Data records |
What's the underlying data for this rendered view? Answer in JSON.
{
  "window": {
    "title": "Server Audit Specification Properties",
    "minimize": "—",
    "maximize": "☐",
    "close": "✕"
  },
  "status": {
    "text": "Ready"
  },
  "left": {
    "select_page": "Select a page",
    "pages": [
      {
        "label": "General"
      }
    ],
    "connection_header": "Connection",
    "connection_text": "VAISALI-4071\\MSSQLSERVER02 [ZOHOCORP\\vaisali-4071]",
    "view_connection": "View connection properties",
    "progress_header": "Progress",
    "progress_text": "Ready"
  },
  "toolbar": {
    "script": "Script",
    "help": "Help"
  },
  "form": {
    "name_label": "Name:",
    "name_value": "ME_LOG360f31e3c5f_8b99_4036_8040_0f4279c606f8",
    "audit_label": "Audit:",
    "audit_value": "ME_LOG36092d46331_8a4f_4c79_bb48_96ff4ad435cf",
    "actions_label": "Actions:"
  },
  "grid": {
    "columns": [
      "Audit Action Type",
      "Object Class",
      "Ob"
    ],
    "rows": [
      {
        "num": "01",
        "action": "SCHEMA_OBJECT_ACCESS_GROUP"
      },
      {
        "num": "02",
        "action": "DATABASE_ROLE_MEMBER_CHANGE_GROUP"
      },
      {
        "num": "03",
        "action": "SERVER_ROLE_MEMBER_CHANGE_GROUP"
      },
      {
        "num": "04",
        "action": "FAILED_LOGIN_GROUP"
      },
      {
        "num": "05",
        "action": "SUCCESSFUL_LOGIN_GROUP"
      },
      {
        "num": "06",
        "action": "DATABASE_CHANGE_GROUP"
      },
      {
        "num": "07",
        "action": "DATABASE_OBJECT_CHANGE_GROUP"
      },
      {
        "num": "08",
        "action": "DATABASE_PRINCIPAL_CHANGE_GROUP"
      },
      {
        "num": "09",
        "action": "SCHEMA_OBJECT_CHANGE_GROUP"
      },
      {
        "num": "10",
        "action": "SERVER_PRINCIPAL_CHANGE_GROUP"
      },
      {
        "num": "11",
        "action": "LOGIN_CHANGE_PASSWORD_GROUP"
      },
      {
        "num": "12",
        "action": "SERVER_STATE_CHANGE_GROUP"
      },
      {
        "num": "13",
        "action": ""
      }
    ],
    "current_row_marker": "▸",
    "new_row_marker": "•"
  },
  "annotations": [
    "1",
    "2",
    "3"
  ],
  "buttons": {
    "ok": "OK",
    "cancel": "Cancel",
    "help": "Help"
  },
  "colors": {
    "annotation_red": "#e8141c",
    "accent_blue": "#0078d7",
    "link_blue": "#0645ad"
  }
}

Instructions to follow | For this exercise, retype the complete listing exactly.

Solution to the exercise |
What's the underlying data for this rendered view? Answer in JSON.
{
  "window": {
    "title": "Server Audit Specification Properties",
    "minimize": "—",
    "maximize": "☐",
    "close": "✕"
  },
  "status": {
    "text": "Ready"
  },
  "left": {
    "select_page": "Select a page",
    "pages": [
      {
        "label": "General"
      }
    ],
    "connection_header": "Connection",
    "connection_text": "VAISALI-4071\\MSSQLSERVER02 [ZOHOCORP\\vaisali-4071]",
    "view_connection": "View connection properties",
    "progress_header": "Progress",
    "progress_text": "Ready"
  },
  "toolbar": {
    "script": "Script",
    "help": "Help"
  },
  "form": {
    "name_label": "Name:",
    "name_value": "ME_LOG360f31e3c5f_8b99_4036_8040_0f4279c606f8",
    "audit_label": "Audit:",
    "audit_value": "ME_LOG36092d46331_8a4f_4c79_bb48_96ff4ad435cf",
    "actions_label": "Actions:"
  },
  "grid": {
    "columns": [
      "Audit Action Type",
      "Object Class",
      "Ob"
    ],
    "rows": [
      {
        "num": "01",
        "action": "SCHEMA_OBJECT_ACCESS_GROUP"
      },
      {
        "num": "02",
        "action": "DATABASE_ROLE_MEMBER_CHANGE_GROUP"
      },
      {
        "num": "03",
        "action": "SERVER_ROLE_MEMBER_CHANGE_GROUP"
      },
      {
        "num": "04",
        "action": "FAILED_LOGIN_GROUP"
      },
      {
        "num": "05",
        "action": "SUCCESSFUL_LOGIN_GROUP"
      },
      {
        "num": "06",
        "action": "DATABASE_CHANGE_GROUP"
      },
      {
        "num": "07",
        "action": "DATABASE_OBJECT_CHANGE_GROUP"
      },
      {
        "num": "08",
        "action": "DATABASE_PRINCIPAL_CHANGE_GROUP"
      },
      {
        "num": "09",
        "action": "SCHEMA_OBJECT_CHANGE_GROUP"
      },
      {
        "num": "10",
        "action": "SERVER_PRINCIPAL_CHANGE_GROUP"
      },
      {
        "num": "11",
        "action": "LOGIN_CHANGE_PASSWORD_GROUP"
      },
      {
        "num": "12",
        "action": "SERVER_STATE_CHANGE_GROUP"
      },
      {
        "num": "13",
        "action": ""
      }
    ],
    "current_row_marker": "▸",
    "new_row_marker": "•"
  },
  "annotations": [
    "1",
    "2",
    "3"
  ],
  "buttons": {
    "ok": "OK",
    "cancel": "Cancel",
    "help": "Help"
  },
  "colors": {
    "annotation_red": "#e8141c",
    "accent_blue": "#0078d7",
    "link_blue": "#0645ad"
  }
}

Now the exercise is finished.